### Task goal
Give back every record verbatim, but not the pictures.

### Working data
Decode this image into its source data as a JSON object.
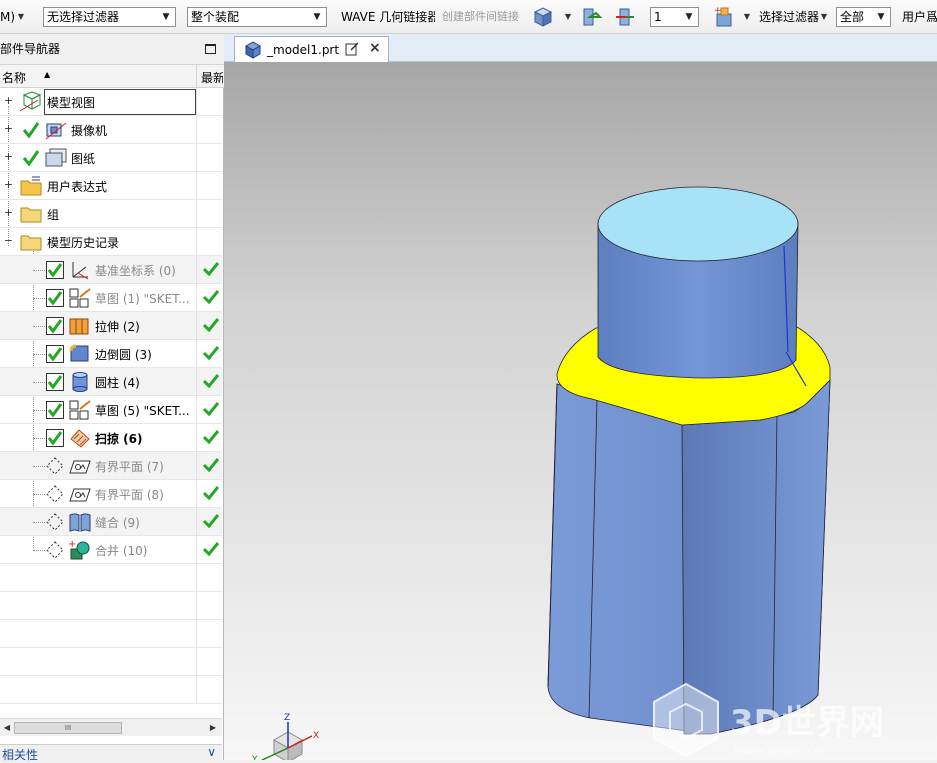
{
  "toolbar": {
    "menu_fragment": "M)",
    "type_filter": "无选择过滤器",
    "assembly_filter": "整个装配",
    "wave_label": "WAVE 几何链接器",
    "interpart_link": "创建部件间链接",
    "layer_value": "1",
    "select_filter": "选择过滤器",
    "scope_value": "全部",
    "user_fragment": "用户爲"
  },
  "navigator": {
    "title": "部件导航器",
    "col_name": "名称",
    "col_latest": "最新",
    "rows": [
      {
        "label": "模型视图"
      },
      {
        "label": "摄像机"
      },
      {
        "label": "图纸"
      },
      {
        "label": "用户表达式"
      },
      {
        "label": "组"
      },
      {
        "label": "模型历史记录"
      },
      {
        "label": "基准坐标系 (0)"
      },
      {
        "label": "草图 (1) \"SKET..."
      },
      {
        "label": "拉伸 (2)"
      },
      {
        "label": "边倒圆 (3)"
      },
      {
        "label": "圆柱 (4)"
      },
      {
        "label": "草图 (5) \"SKET..."
      },
      {
        "label": "扫掠 (6)"
      },
      {
        "label": "有界平面 (7)"
      },
      {
        "label": "有界平面 (8)"
      },
      {
        "label": "缝合 (9)"
      },
      {
        "label": "合并 (10)"
      }
    ],
    "scroll_thumb": "III",
    "dependencies": "相关性"
  },
  "graphics": {
    "tab_label": "_model1.prt",
    "watermark_text": "3D世界网",
    "watermark_url": "WWW.3DSJW.COM",
    "triad": {
      "x": "X",
      "y": "Y",
      "z": "Z"
    }
  },
  "colors": {
    "body_blue": "#6e8fcf",
    "blend_yellow": "#ffff00",
    "cap_cyan": "#a8e2f6",
    "check_green": "#22a822"
  }
}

### Your solution
Decode this image into its source data as a JSON object.
{
  "toolbar": {
    "menu_fragment": "M)",
    "type_filter": "无选择过滤器",
    "assembly_filter": "整个装配",
    "wave_label": "WAVE 几何链接器",
    "interpart_link": "创建部件间链接",
    "layer_value": "1",
    "select_filter": "选择过滤器",
    "scope_value": "全部",
    "user_fragment": "用户爲"
  },
  "navigator": {
    "title": "部件导航器",
    "col_name": "名称",
    "col_latest": "最新",
    "rows": [
      {
        "label": "模型视图"
      },
      {
        "label": "摄像机"
      },
      {
        "label": "图纸"
      },
      {
        "label": "用户表达式"
      },
      {
        "label": "组"
      },
      {
        "label": "模型历史记录"
      },
      {
        "label": "基准坐标系 (0)"
      },
      {
        "label": "草图 (1) \"SKET..."
      },
      {
        "label": "拉伸 (2)"
      },
      {
        "label": "边倒圆 (3)"
      },
      {
        "label": "圆柱 (4)"
      },
      {
        "label": "草图 (5) \"SKET..."
      },
      {
        "label": "扫掠 (6)"
      },
      {
        "label": "有界平面 (7)"
      },
      {
        "label": "有界平面 (8)"
      },
      {
        "label": "缝合 (9)"
      },
      {
        "label": "合并 (10)"
      }
    ],
    "scroll_thumb": "III",
    "dependencies": "相关性"
  },
  "graphics": {
    "tab_label": "_model1.prt",
    "watermark_text": "3D世界网",
    "watermark_url": "WWW.3DSJW.COM",
    "triad": {
      "x": "X",
      "y": "Y",
      "z": "Z"
    }
  },
  "colors": {
    "body_blue": "#6e8fcf",
    "blend_yellow": "#ffff00",
    "cap_cyan": "#a8e2f6",
    "check_green": "#22a822"
  }
}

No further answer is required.